- _What this task involves_: What is needed is an exact copy of the records below, without the pictures.

== Segment start ==

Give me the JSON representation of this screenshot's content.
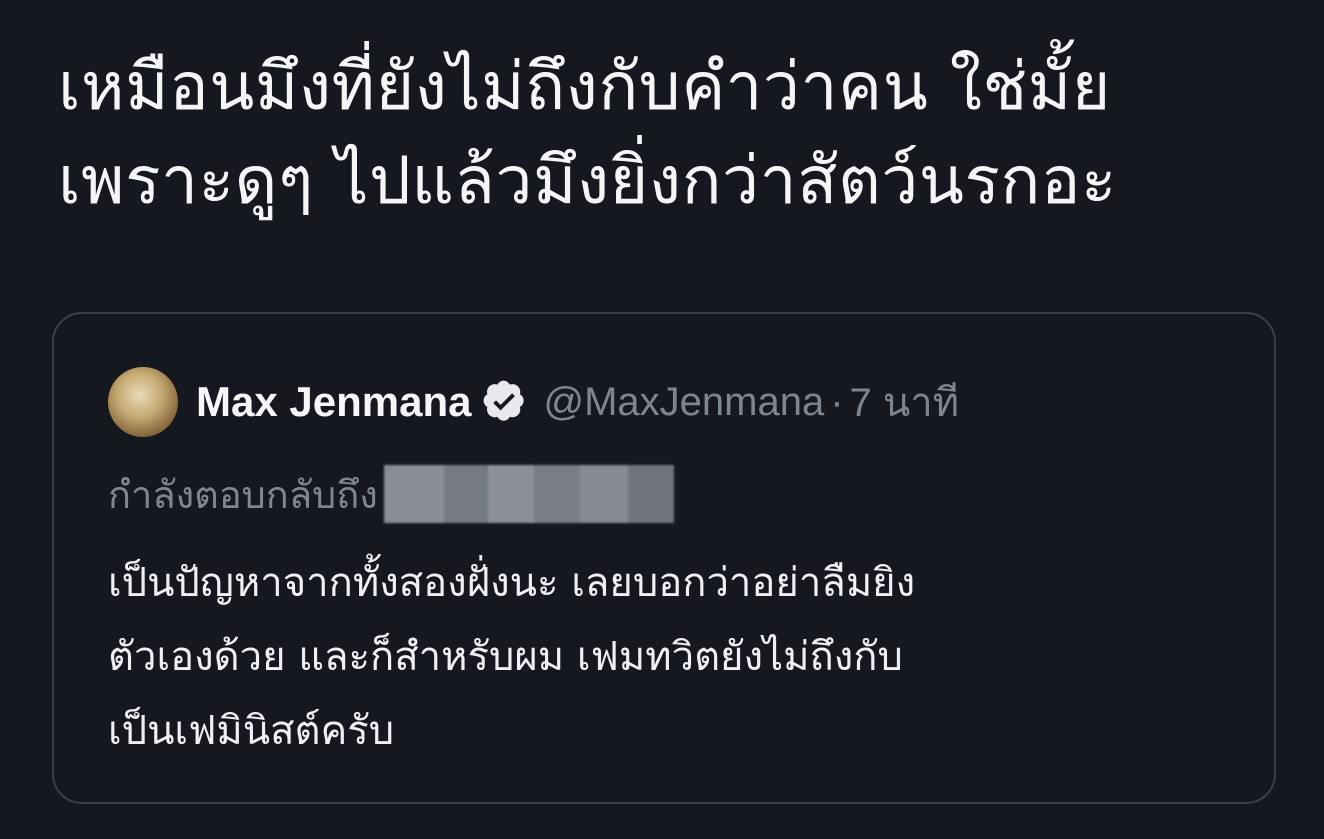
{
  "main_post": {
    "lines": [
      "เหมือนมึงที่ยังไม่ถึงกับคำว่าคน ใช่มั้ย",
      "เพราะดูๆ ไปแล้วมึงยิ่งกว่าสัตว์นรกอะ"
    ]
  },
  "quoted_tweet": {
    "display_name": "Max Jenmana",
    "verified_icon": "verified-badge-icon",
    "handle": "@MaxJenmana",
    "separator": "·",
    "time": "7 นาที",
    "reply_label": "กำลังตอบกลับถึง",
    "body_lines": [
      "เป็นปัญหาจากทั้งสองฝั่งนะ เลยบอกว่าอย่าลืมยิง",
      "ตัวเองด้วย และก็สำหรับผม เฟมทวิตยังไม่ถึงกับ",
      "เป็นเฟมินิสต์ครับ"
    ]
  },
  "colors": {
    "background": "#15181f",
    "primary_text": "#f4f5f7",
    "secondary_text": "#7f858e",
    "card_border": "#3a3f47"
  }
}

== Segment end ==

- _Result of the task_:
Give me the JSON representation of this screenshot's content.
{
  "main_post": {
    "lines": [
      "เหมือนมึงที่ยังไม่ถึงกับคำว่าคน ใช่มั้ย",
      "เพราะดูๆ ไปแล้วมึงยิ่งกว่าสัตว์นรกอะ"
    ]
  },
  "quoted_tweet": {
    "display_name": "Max Jenmana",
    "verified_icon": "verified-badge-icon",
    "handle": "@MaxJenmana",
    "separator": "·",
    "time": "7 นาที",
    "reply_label": "กำลังตอบกลับถึง",
    "body_lines": [
      "เป็นปัญหาจากทั้งสองฝั่งนะ เลยบอกว่าอย่าลืมยิง",
      "ตัวเองด้วย และก็สำหรับผม เฟมทวิตยังไม่ถึงกับ",
      "เป็นเฟมินิสต์ครับ"
    ]
  },
  "colors": {
    "background": "#15181f",
    "primary_text": "#f4f5f7",
    "secondary_text": "#7f858e",
    "card_border": "#3a3f47"
  }
}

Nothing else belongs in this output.